Turning to the facts of the present case, the court noted that Metropolitan had overall responsibility for the renovation of all three properties, and its faulty workmanship allegedly led to the collapse and ultimate demolition of these properties. Therefore, the court held that the damage to real property (even that part on which Metropolitan was not currently working) was not “property damage” and the destruction of the properties was not caused by an “occurrence.” The court reached a different conclusion as to the allegation of damage to the building owner’s personal property, which was not part of the project, and therefore, did fall within policy coverage.
The court observed that the underlying complaint provided no information whatsoever about the personal property, but rejected Lloyd’s argument that the vague and passing reference was insufficient to trigger coverage. The court reasoned that in order to defeat a duty to defend, it must be clear from the face of the complaint that there are no facts that bring the claim potentially within coverage. The court held that the allegation of damage to personal property of the building owner did not clearly fall outside of coverage.
Lloyd’s also argued that AIG’s complaint could not include damage to the personal property of the owner because AIG failed to allege that it paid the owner for any damage to personal property, and therefore, that damage could not be part of AIG’s subrogation claim. The court noted that the underlying complaint was vague on this point, but that it could not rule out the possibility that AIG was subrogated to the building owner for damage to personal property. Thus, under what the court termed Illinois’ “lenient” duty to defend standard, Lloyd’s was required to defend based on the reference to personal property.

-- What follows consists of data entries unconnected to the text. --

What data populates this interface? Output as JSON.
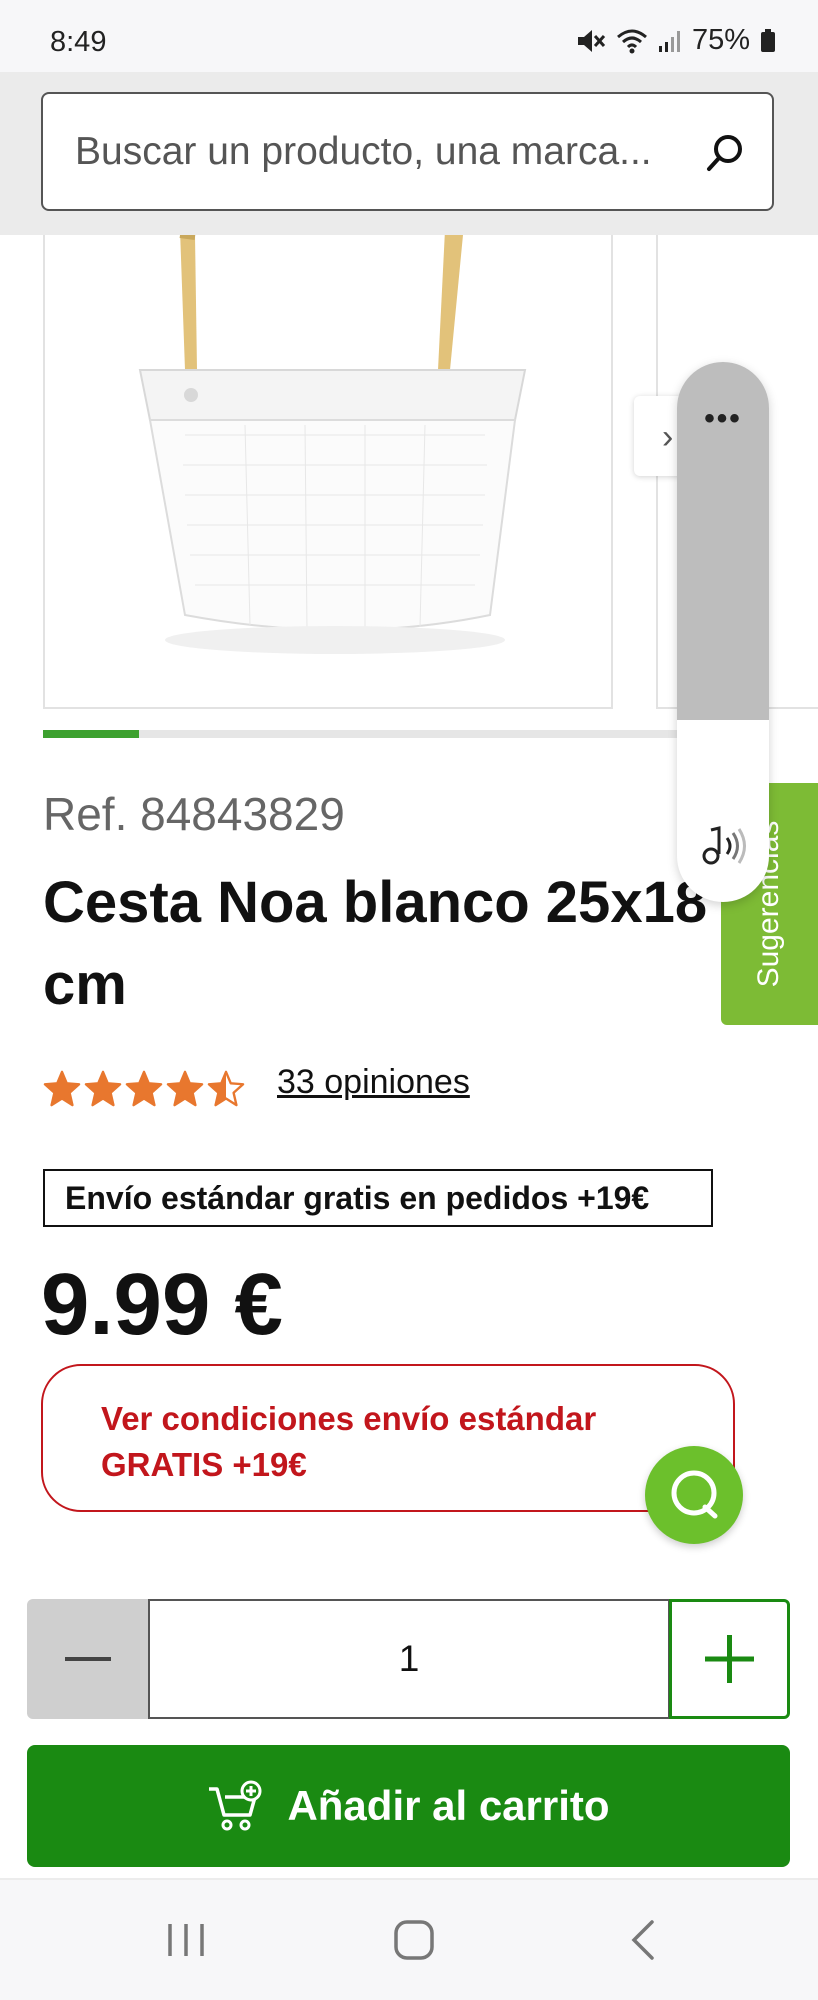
{
  "status_bar": {
    "time": "8:49",
    "battery": "75%"
  },
  "search": {
    "placeholder": "Buscar un producto, una marca..."
  },
  "gallery": {
    "progress": 0.15
  },
  "product": {
    "ref": "Ref. 84843829",
    "title": "Cesta Noa blanco 25x18 cm",
    "rating": 4.5,
    "reviews_label": "33 opiniones",
    "shipping_banner": "Envío estándar gratis en pedidos +19€",
    "price": "9.99 €",
    "conditions_label": "Ver condiciones envío estándar GRATIS +19€"
  },
  "quantity": {
    "value": "1"
  },
  "cart": {
    "add_label": "Añadir al carrito"
  },
  "suggestions_tab": {
    "label": "Sugerencias"
  },
  "floating_widget": {
    "menu": "•••"
  },
  "colors": {
    "brand_green": "#1a8a12",
    "accent_red": "#c2161c",
    "star_orange": "#e8772e",
    "suggest_green": "#7dbb35"
  },
  "icons": [
    "mute-icon",
    "wifi-icon",
    "signal-icon",
    "battery-icon",
    "search-icon",
    "chevron-right-icon",
    "star-icon",
    "chat-icon",
    "minus-icon",
    "plus-icon",
    "cart-add-icon",
    "recents-icon",
    "home-icon",
    "back-icon",
    "sound-icon"
  ]
}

This case is support for the notion that regardless of the cause of action (breach of contract versus negligence), the only relevant inquiry when analyzing the existence of “property damage” and an “occurrence” in construction defects claims under Illinois law is whether the damage extends beyond the scope of the insured’s work. If there are no allegations of damage beyond the work itself—regardless of whether the insured actually performed operations or not—then the “property damage” and “occurrence” requirements in a standard CGL are not met. It is worth noting that this case also makes clear that a general contractor’s work includes the entire construction project for the purposes of determining coverage. However, this decision also highlights the fact that Illinois has a very low bar to triggering the duty to defend. Even a vague or passing reference to damage outside of the insured’s scope of work is enough. Carriers are cautioned to carefully analyze the factual allegations to see if there is any possibility of covered allegations before denying a duty to defend in construction defect cases.

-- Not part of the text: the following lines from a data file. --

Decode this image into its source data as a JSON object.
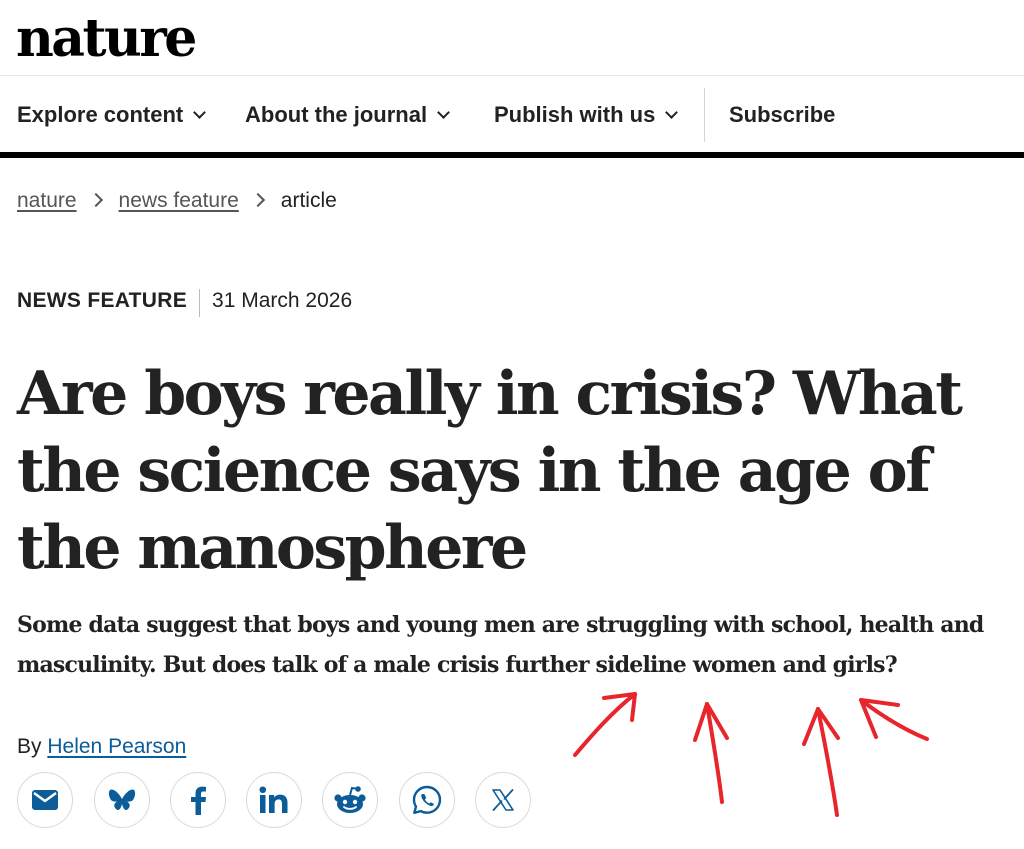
{
  "header": {
    "logo_text": "nature"
  },
  "nav": {
    "items": [
      {
        "label": "Explore content",
        "has_dropdown": true
      },
      {
        "label": "About the journal",
        "has_dropdown": true
      },
      {
        "label": "Publish with us",
        "has_dropdown": true
      },
      {
        "label": "Subscribe",
        "has_dropdown": false
      }
    ]
  },
  "breadcrumb": {
    "items": [
      "nature",
      "news feature",
      "article"
    ]
  },
  "article": {
    "type": "NEWS FEATURE",
    "date": "31 March 2026",
    "title": "Are boys really in crisis? What the science says in the age of the manosphere",
    "standfirst": "Some data suggest that boys and young men are struggling with school, health and masculinity. But does talk of a male crisis further sideline women and girls?",
    "byline_prefix": "By",
    "author": "Helen Pearson"
  },
  "share": {
    "icons": [
      "email-icon",
      "bluesky-icon",
      "facebook-icon",
      "linkedin-icon",
      "reddit-icon",
      "whatsapp-icon",
      "x-icon"
    ]
  },
  "colors": {
    "text": "#222222",
    "link": "#0b5c99",
    "icon": "#0b5c99",
    "rule": "#000000",
    "annotation": "#e8252a"
  }
}
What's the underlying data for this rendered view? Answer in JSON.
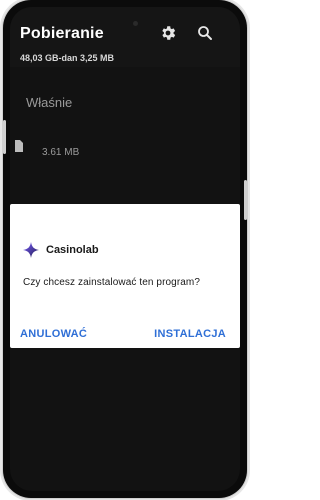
{
  "app_bar": {
    "title": "Pobieranie",
    "storage_summary": "48,03 GB-dan 3,25 MB",
    "icons": [
      "settings-icon",
      "search-icon"
    ]
  },
  "list": {
    "section_header": "Właśnie",
    "items": [
      {
        "icon": "document-icon",
        "size": "3.61 MB"
      }
    ]
  },
  "dialog": {
    "app_icon": "sparkle-app-icon",
    "app_name": "Casinolab",
    "message": "Czy chcesz zainstalować ten program?",
    "cancel_label": "ANULOWAĆ",
    "install_label": "INSTALACJA"
  },
  "colors": {
    "screen_bg": "#121212",
    "dialog_bg": "#ffffff",
    "action_blue": "#2f6fd6"
  }
}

If you have any questions about this recent decision or wish to discuss further, please feel free to contact John A. Husmann: (312) 762-3254, email@example.com